That sounds pretty arrogant to say, I am sure.
However, it is true- I feel it in my heart. I slipped up and you slipped in.
That does not mean that you are not a talented educator. I know that you are. I do not mean to belittle your efforts in any way, but you have never been a teacher at NW before, and I have. NW was my home for over five years. During that time I created a curriculum, projects that inspired students to do incredible things, and co-founded a committee that spread messages of hope and understanding of those around us. I challenged and inspired students to evaluate themselves, their strengths and weaknesses, and to strive for improvements in their own performance. I taught literature, writing, grammar and lessons on life, what it means to be human and the world around us. I laughed, I made mistakes, I learned from my students as much as they learned from me. I loved it.
And I left…
I left because only one thing could have taken precedence over my career- my children. They had a need greater than that which pulled me to NW, and while walking away I lost a piece of myself. While this is true, my time away has led me to discover new talents, expand my skill set by working for test prep companies and becoming a published author. And now suddenly, three years later, when those babes need me a bit less, an opportunity came up that I never expected.
Earlier this spring, a position was posted for which I scrambled to apply and get all my eggs in a row in hopes to one day be a Wildcat again. I enrolled my youngest in the pre-school, acquiring the very last spot available, and then the position was filled by a sub without even an interview taking place. I kept my daughter’s spot… just in case… with no possible site of a position opening up in the near future.
But it did… and it was back right where I came from, my home on Respect Ave.
I’ve been away for three years, but the open position is for a test prep. grade. I have been immersed in test prep on a different level during my entire absence working for three different companies and various state’s exams. I had glowing reviews from former co-workers and administrators. I had new writing and working experiences to help mold my classroom. I had a place secured for my children. It was all lining up to work out…
And then it didn’t.
I was a nervous wreck for the first interview. At first. But as the interview progressed, I grew more comfortable, and I felt that I displayed the love and passion I have for teaching and the district. When round two with demo teaching, writing, and a final interview came- I felt confident.
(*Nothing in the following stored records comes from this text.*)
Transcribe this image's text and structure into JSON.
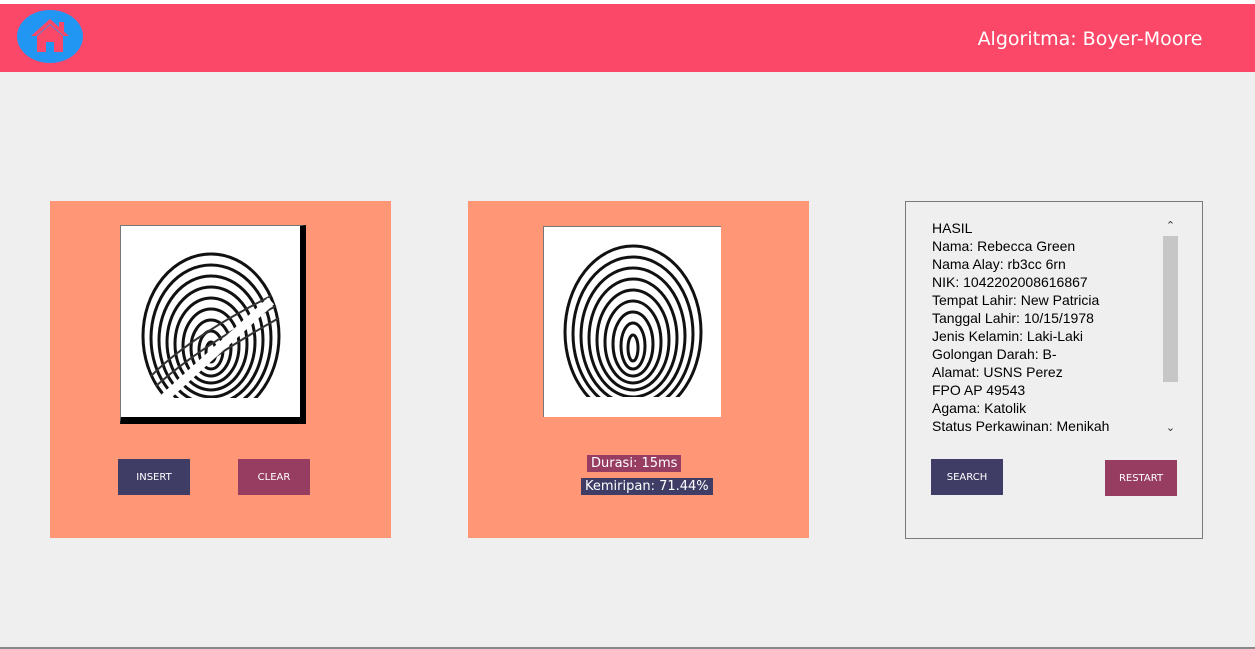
{
  "header": {
    "title": "Algoritma: Boyer-Moore",
    "home_icon": "home-icon",
    "color": "#fb4869"
  },
  "left_panel": {
    "insert_label": "INSERT",
    "clear_label": "CLEAR"
  },
  "middle_panel": {
    "durasi": "Durasi: 15ms",
    "kemiripan": "Kemiripan: 71.44%"
  },
  "result": {
    "lines": [
      "HASIL",
      "Nama: Rebecca Green",
      "Nama Alay: rb3cc 6rn",
      "NIK: 1042202008616867",
      "Tempat Lahir: New Patricia",
      "Tanggal Lahir: 10/15/1978",
      "Jenis Kelamin: Laki-Laki",
      "Golongan Darah: B-",
      "Alamat: USNS Perez",
      "FPO AP 49543",
      "Agama: Katolik",
      "Status Perkawinan: Menikah"
    ],
    "search_label": "SEARCH",
    "restart_label": "RESTART"
  },
  "colors": {
    "panel": "#ff9776",
    "navy_button": "#3f3d66",
    "plum_button": "#983d62",
    "home": "#2196f3"
  }
}
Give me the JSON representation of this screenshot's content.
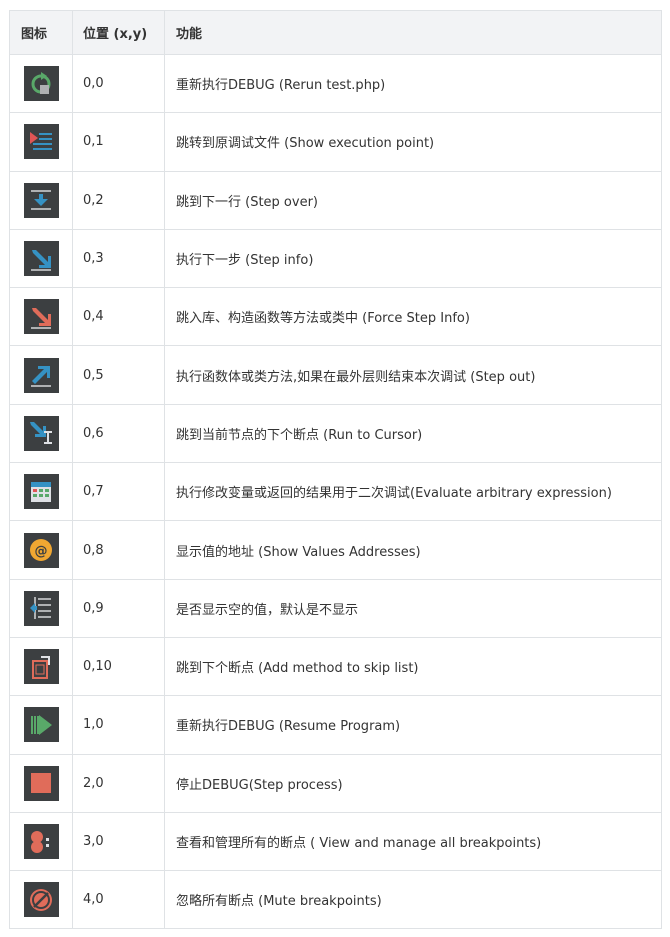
{
  "header": {
    "col_icon": "图标",
    "col_pos": "位置 (x,y)",
    "col_func": "功能"
  },
  "rows": [
    {
      "icon": "rerun-icon",
      "pos": "0,0",
      "func": "重新执行DEBUG (Rerun test.php)"
    },
    {
      "icon": "show-execution-point-icon",
      "pos": "0,1",
      "func": "跳转到原调试文件 (Show execution point)"
    },
    {
      "icon": "step-over-icon",
      "pos": "0,2",
      "func": "跳到下一行 (Step over)"
    },
    {
      "icon": "step-into-icon",
      "pos": "0,3",
      "func": "执行下一步 (Step info)"
    },
    {
      "icon": "force-step-into-icon",
      "pos": "0,4",
      "func": "跳入库、构造函数等方法或类中 (Force Step Info)"
    },
    {
      "icon": "step-out-icon",
      "pos": "0,5",
      "func": "执行函数体或类方法,如果在最外层则结束本次调试 (Step out)"
    },
    {
      "icon": "run-to-cursor-icon",
      "pos": "0,6",
      "func": "跳到当前节点的下个断点 (Run to Cursor)"
    },
    {
      "icon": "evaluate-expression-icon",
      "pos": "0,7",
      "func": "执行修改变量或返回的结果用于二次调试(Evaluate arbitrary expression)"
    },
    {
      "icon": "show-values-addresses-icon",
      "pos": "0,8",
      "func": "显示值的地址 (Show Values Addresses)"
    },
    {
      "icon": "show-empty-values-icon",
      "pos": "0,9",
      "func": "是否显示空的值，默认是不显示"
    },
    {
      "icon": "add-to-skip-list-icon",
      "pos": "0,10",
      "func": "跳到下个断点 (Add method to skip list)"
    },
    {
      "icon": "resume-program-icon",
      "pos": "1,0",
      "func": "重新执行DEBUG (Resume Program)"
    },
    {
      "icon": "stop-icon",
      "pos": "2,0",
      "func": "停止DEBUG(Step process)"
    },
    {
      "icon": "view-breakpoints-icon",
      "pos": "3,0",
      "func": "查看和管理所有的断点 ( View and manage all breakpoints)"
    },
    {
      "icon": "mute-breakpoints-icon",
      "pos": "4,0",
      "func": "忽略所有断点 (Mute breakpoints)"
    }
  ]
}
I had a lesson planned similar to what I have done in my classroom many times. I created a plan to work on student weaknesses using diagnostic testing results and showed a path for how I planned to take the students towards testing success. It’s a testing year, and so I felt like this would be important to show. It was part of what I was known for when previously employed by the district. I answered the questions honestly, allowing for more of my personality to shine through. I constructed essay responses which I thought were inventive, creative and again would allow for the me who has found such success in the educational world to shine. I left there feeling like I had done my best. I knew I was a little rusty, but I had proven myself to the district for five years; I had created so much there that was beyond the typical teaching experience. I felt like it was my chance to return home, and in the process, I felt a piece of me return that had been missing since I walked away.
Ya know, I didn’t feel this way when I left other districts. And that is what I want you to realize as you step into this position. This is not your typical school, and these are not your typical students. There is something special at NW that I have never experienced anywhere else I have taught, and of which you are perhaps completely unaware. That is why I feel the position was mine- because I know that a piece of me will forever reside in those hallways and classroom. You may not see it or feel it, but I do.
Was there more I could have said or done in the interview process? I will never know if anything could have made a difference. If I had told the committee that I knew I was a little rusty, but that I would do everything in my power to reach my students and ensure their success… that I am sure things have changed and new ideas and strategies may be available of which I am not familiar- but that I would continue to learn and find new ways to reach the kids as I had done before. I hoped that my prior dedication to the job would shine through and speak for itself, and that’s not what ended up happening.
It feels like my prior additions to the district and all that I accomplished there meant close to nothing. A new administration and a committee that, while they know me, are probably instructed to gauge their decision only off of what they see in front of them, came to a decision that was not me.
And so you win…
And while perhaps there are new things waiting just around the corner for me of which I do not yet know, though NW does not have a place for me at this time, I can’t deny its placement in my heart and as a part of who I am.